TASK DATA =
Segment Open

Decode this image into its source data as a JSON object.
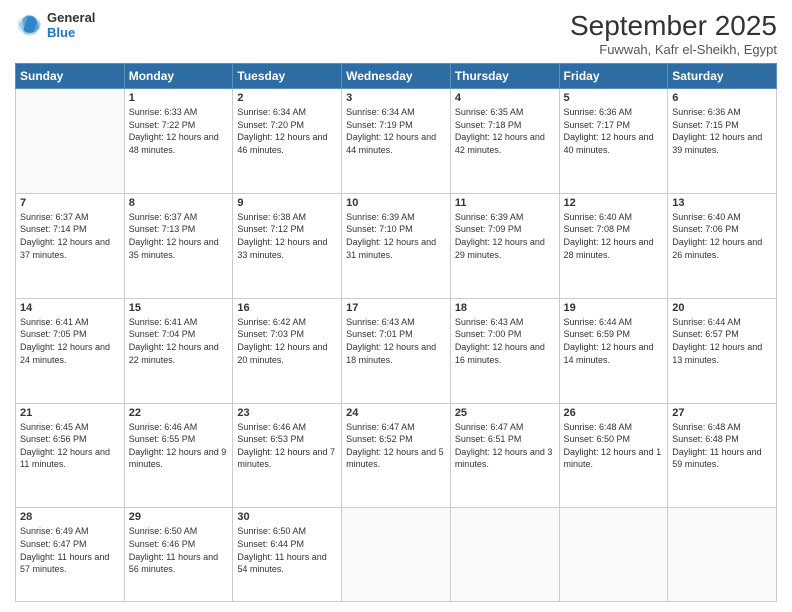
{
  "header": {
    "logo_general": "General",
    "logo_blue": "Blue",
    "month_year": "September 2025",
    "location": "Fuwwah, Kafr el-Sheikh, Egypt"
  },
  "days_of_week": [
    "Sunday",
    "Monday",
    "Tuesday",
    "Wednesday",
    "Thursday",
    "Friday",
    "Saturday"
  ],
  "weeks": [
    [
      {
        "day": "",
        "sunrise": "",
        "sunset": "",
        "daylight": ""
      },
      {
        "day": "1",
        "sunrise": "Sunrise: 6:33 AM",
        "sunset": "Sunset: 7:22 PM",
        "daylight": "Daylight: 12 hours and 48 minutes."
      },
      {
        "day": "2",
        "sunrise": "Sunrise: 6:34 AM",
        "sunset": "Sunset: 7:20 PM",
        "daylight": "Daylight: 12 hours and 46 minutes."
      },
      {
        "day": "3",
        "sunrise": "Sunrise: 6:34 AM",
        "sunset": "Sunset: 7:19 PM",
        "daylight": "Daylight: 12 hours and 44 minutes."
      },
      {
        "day": "4",
        "sunrise": "Sunrise: 6:35 AM",
        "sunset": "Sunset: 7:18 PM",
        "daylight": "Daylight: 12 hours and 42 minutes."
      },
      {
        "day": "5",
        "sunrise": "Sunrise: 6:36 AM",
        "sunset": "Sunset: 7:17 PM",
        "daylight": "Daylight: 12 hours and 40 minutes."
      },
      {
        "day": "6",
        "sunrise": "Sunrise: 6:36 AM",
        "sunset": "Sunset: 7:15 PM",
        "daylight": "Daylight: 12 hours and 39 minutes."
      }
    ],
    [
      {
        "day": "7",
        "sunrise": "Sunrise: 6:37 AM",
        "sunset": "Sunset: 7:14 PM",
        "daylight": "Daylight: 12 hours and 37 minutes."
      },
      {
        "day": "8",
        "sunrise": "Sunrise: 6:37 AM",
        "sunset": "Sunset: 7:13 PM",
        "daylight": "Daylight: 12 hours and 35 minutes."
      },
      {
        "day": "9",
        "sunrise": "Sunrise: 6:38 AM",
        "sunset": "Sunset: 7:12 PM",
        "daylight": "Daylight: 12 hours and 33 minutes."
      },
      {
        "day": "10",
        "sunrise": "Sunrise: 6:39 AM",
        "sunset": "Sunset: 7:10 PM",
        "daylight": "Daylight: 12 hours and 31 minutes."
      },
      {
        "day": "11",
        "sunrise": "Sunrise: 6:39 AM",
        "sunset": "Sunset: 7:09 PM",
        "daylight": "Daylight: 12 hours and 29 minutes."
      },
      {
        "day": "12",
        "sunrise": "Sunrise: 6:40 AM",
        "sunset": "Sunset: 7:08 PM",
        "daylight": "Daylight: 12 hours and 28 minutes."
      },
      {
        "day": "13",
        "sunrise": "Sunrise: 6:40 AM",
        "sunset": "Sunset: 7:06 PM",
        "daylight": "Daylight: 12 hours and 26 minutes."
      }
    ],
    [
      {
        "day": "14",
        "sunrise": "Sunrise: 6:41 AM",
        "sunset": "Sunset: 7:05 PM",
        "daylight": "Daylight: 12 hours and 24 minutes."
      },
      {
        "day": "15",
        "sunrise": "Sunrise: 6:41 AM",
        "sunset": "Sunset: 7:04 PM",
        "daylight": "Daylight: 12 hours and 22 minutes."
      },
      {
        "day": "16",
        "sunrise": "Sunrise: 6:42 AM",
        "sunset": "Sunset: 7:03 PM",
        "daylight": "Daylight: 12 hours and 20 minutes."
      },
      {
        "day": "17",
        "sunrise": "Sunrise: 6:43 AM",
        "sunset": "Sunset: 7:01 PM",
        "daylight": "Daylight: 12 hours and 18 minutes."
      },
      {
        "day": "18",
        "sunrise": "Sunrise: 6:43 AM",
        "sunset": "Sunset: 7:00 PM",
        "daylight": "Daylight: 12 hours and 16 minutes."
      },
      {
        "day": "19",
        "sunrise": "Sunrise: 6:44 AM",
        "sunset": "Sunset: 6:59 PM",
        "daylight": "Daylight: 12 hours and 14 minutes."
      },
      {
        "day": "20",
        "sunrise": "Sunrise: 6:44 AM",
        "sunset": "Sunset: 6:57 PM",
        "daylight": "Daylight: 12 hours and 13 minutes."
      }
    ],
    [
      {
        "day": "21",
        "sunrise": "Sunrise: 6:45 AM",
        "sunset": "Sunset: 6:56 PM",
        "daylight": "Daylight: 12 hours and 11 minutes."
      },
      {
        "day": "22",
        "sunrise": "Sunrise: 6:46 AM",
        "sunset": "Sunset: 6:55 PM",
        "daylight": "Daylight: 12 hours and 9 minutes."
      },
      {
        "day": "23",
        "sunrise": "Sunrise: 6:46 AM",
        "sunset": "Sunset: 6:53 PM",
        "daylight": "Daylight: 12 hours and 7 minutes."
      },
      {
        "day": "24",
        "sunrise": "Sunrise: 6:47 AM",
        "sunset": "Sunset: 6:52 PM",
        "daylight": "Daylight: 12 hours and 5 minutes."
      },
      {
        "day": "25",
        "sunrise": "Sunrise: 6:47 AM",
        "sunset": "Sunset: 6:51 PM",
        "daylight": "Daylight: 12 hours and 3 minutes."
      },
      {
        "day": "26",
        "sunrise": "Sunrise: 6:48 AM",
        "sunset": "Sunset: 6:50 PM",
        "daylight": "Daylight: 12 hours and 1 minute."
      },
      {
        "day": "27",
        "sunrise": "Sunrise: 6:48 AM",
        "sunset": "Sunset: 6:48 PM",
        "daylight": "Daylight: 11 hours and 59 minutes."
      }
    ],
    [
      {
        "day": "28",
        "sunrise": "Sunrise: 6:49 AM",
        "sunset": "Sunset: 6:47 PM",
        "daylight": "Daylight: 11 hours and 57 minutes."
      },
      {
        "day": "29",
        "sunrise": "Sunrise: 6:50 AM",
        "sunset": "Sunset: 6:46 PM",
        "daylight": "Daylight: 11 hours and 56 minutes."
      },
      {
        "day": "30",
        "sunrise": "Sunrise: 6:50 AM",
        "sunset": "Sunset: 6:44 PM",
        "daylight": "Daylight: 11 hours and 54 minutes."
      },
      {
        "day": "",
        "sunrise": "",
        "sunset": "",
        "daylight": ""
      },
      {
        "day": "",
        "sunrise": "",
        "sunset": "",
        "daylight": ""
      },
      {
        "day": "",
        "sunrise": "",
        "sunset": "",
        "daylight": ""
      },
      {
        "day": "",
        "sunrise": "",
        "sunset": "",
        "daylight": ""
      }
    ]
  ]
}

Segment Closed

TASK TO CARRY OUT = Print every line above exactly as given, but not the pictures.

YOUR RESPONSE =
Decode this image into its source data as a JSON object.
{
  "header": {
    "logo_general": "General",
    "logo_blue": "Blue",
    "month_year": "September 2025",
    "location": "Fuwwah, Kafr el-Sheikh, Egypt"
  },
  "days_of_week": [
    "Sunday",
    "Monday",
    "Tuesday",
    "Wednesday",
    "Thursday",
    "Friday",
    "Saturday"
  ],
  "weeks": [
    [
      {
        "day": "",
        "sunrise": "",
        "sunset": "",
        "daylight": ""
      },
      {
        "day": "1",
        "sunrise": "Sunrise: 6:33 AM",
        "sunset": "Sunset: 7:22 PM",
        "daylight": "Daylight: 12 hours and 48 minutes."
      },
      {
        "day": "2",
        "sunrise": "Sunrise: 6:34 AM",
        "sunset": "Sunset: 7:20 PM",
        "daylight": "Daylight: 12 hours and 46 minutes."
      },
      {
        "day": "3",
        "sunrise": "Sunrise: 6:34 AM",
        "sunset": "Sunset: 7:19 PM",
        "daylight": "Daylight: 12 hours and 44 minutes."
      },
      {
        "day": "4",
        "sunrise": "Sunrise: 6:35 AM",
        "sunset": "Sunset: 7:18 PM",
        "daylight": "Daylight: 12 hours and 42 minutes."
      },
      {
        "day": "5",
        "sunrise": "Sunrise: 6:36 AM",
        "sunset": "Sunset: 7:17 PM",
        "daylight": "Daylight: 12 hours and 40 minutes."
      },
      {
        "day": "6",
        "sunrise": "Sunrise: 6:36 AM",
        "sunset": "Sunset: 7:15 PM",
        "daylight": "Daylight: 12 hours and 39 minutes."
      }
    ],
    [
      {
        "day": "7",
        "sunrise": "Sunrise: 6:37 AM",
        "sunset": "Sunset: 7:14 PM",
        "daylight": "Daylight: 12 hours and 37 minutes."
      },
      {
        "day": "8",
        "sunrise": "Sunrise: 6:37 AM",
        "sunset": "Sunset: 7:13 PM",
        "daylight": "Daylight: 12 hours and 35 minutes."
      },
      {
        "day": "9",
        "sunrise": "Sunrise: 6:38 AM",
        "sunset": "Sunset: 7:12 PM",
        "daylight": "Daylight: 12 hours and 33 minutes."
      },
      {
        "day": "10",
        "sunrise": "Sunrise: 6:39 AM",
        "sunset": "Sunset: 7:10 PM",
        "daylight": "Daylight: 12 hours and 31 minutes."
      },
      {
        "day": "11",
        "sunrise": "Sunrise: 6:39 AM",
        "sunset": "Sunset: 7:09 PM",
        "daylight": "Daylight: 12 hours and 29 minutes."
      },
      {
        "day": "12",
        "sunrise": "Sunrise: 6:40 AM",
        "sunset": "Sunset: 7:08 PM",
        "daylight": "Daylight: 12 hours and 28 minutes."
      },
      {
        "day": "13",
        "sunrise": "Sunrise: 6:40 AM",
        "sunset": "Sunset: 7:06 PM",
        "daylight": "Daylight: 12 hours and 26 minutes."
      }
    ],
    [
      {
        "day": "14",
        "sunrise": "Sunrise: 6:41 AM",
        "sunset": "Sunset: 7:05 PM",
        "daylight": "Daylight: 12 hours and 24 minutes."
      },
      {
        "day": "15",
        "sunrise": "Sunrise: 6:41 AM",
        "sunset": "Sunset: 7:04 PM",
        "daylight": "Daylight: 12 hours and 22 minutes."
      },
      {
        "day": "16",
        "sunrise": "Sunrise: 6:42 AM",
        "sunset": "Sunset: 7:03 PM",
        "daylight": "Daylight: 12 hours and 20 minutes."
      },
      {
        "day": "17",
        "sunrise": "Sunrise: 6:43 AM",
        "sunset": "Sunset: 7:01 PM",
        "daylight": "Daylight: 12 hours and 18 minutes."
      },
      {
        "day": "18",
        "sunrise": "Sunrise: 6:43 AM",
        "sunset": "Sunset: 7:00 PM",
        "daylight": "Daylight: 12 hours and 16 minutes."
      },
      {
        "day": "19",
        "sunrise": "Sunrise: 6:44 AM",
        "sunset": "Sunset: 6:59 PM",
        "daylight": "Daylight: 12 hours and 14 minutes."
      },
      {
        "day": "20",
        "sunrise": "Sunrise: 6:44 AM",
        "sunset": "Sunset: 6:57 PM",
        "daylight": "Daylight: 12 hours and 13 minutes."
      }
    ],
    [
      {
        "day": "21",
        "sunrise": "Sunrise: 6:45 AM",
        "sunset": "Sunset: 6:56 PM",
        "daylight": "Daylight: 12 hours and 11 minutes."
      },
      {
        "day": "22",
        "sunrise": "Sunrise: 6:46 AM",
        "sunset": "Sunset: 6:55 PM",
        "daylight": "Daylight: 12 hours and 9 minutes."
      },
      {
        "day": "23",
        "sunrise": "Sunrise: 6:46 AM",
        "sunset": "Sunset: 6:53 PM",
        "daylight": "Daylight: 12 hours and 7 minutes."
      },
      {
        "day": "24",
        "sunrise": "Sunrise: 6:47 AM",
        "sunset": "Sunset: 6:52 PM",
        "daylight": "Daylight: 12 hours and 5 minutes."
      },
      {
        "day": "25",
        "sunrise": "Sunrise: 6:47 AM",
        "sunset": "Sunset: 6:51 PM",
        "daylight": "Daylight: 12 hours and 3 minutes."
      },
      {
        "day": "26",
        "sunrise": "Sunrise: 6:48 AM",
        "sunset": "Sunset: 6:50 PM",
        "daylight": "Daylight: 12 hours and 1 minute."
      },
      {
        "day": "27",
        "sunrise": "Sunrise: 6:48 AM",
        "sunset": "Sunset: 6:48 PM",
        "daylight": "Daylight: 11 hours and 59 minutes."
      }
    ],
    [
      {
        "day": "28",
        "sunrise": "Sunrise: 6:49 AM",
        "sunset": "Sunset: 6:47 PM",
        "daylight": "Daylight: 11 hours and 57 minutes."
      },
      {
        "day": "29",
        "sunrise": "Sunrise: 6:50 AM",
        "sunset": "Sunset: 6:46 PM",
        "daylight": "Daylight: 11 hours and 56 minutes."
      },
      {
        "day": "30",
        "sunrise": "Sunrise: 6:50 AM",
        "sunset": "Sunset: 6:44 PM",
        "daylight": "Daylight: 11 hours and 54 minutes."
      },
      {
        "day": "",
        "sunrise": "",
        "sunset": "",
        "daylight": ""
      },
      {
        "day": "",
        "sunrise": "",
        "sunset": "",
        "daylight": ""
      },
      {
        "day": "",
        "sunrise": "",
        "sunset": "",
        "daylight": ""
      },
      {
        "day": "",
        "sunrise": "",
        "sunset": "",
        "daylight": ""
      }
    ]
  ]
}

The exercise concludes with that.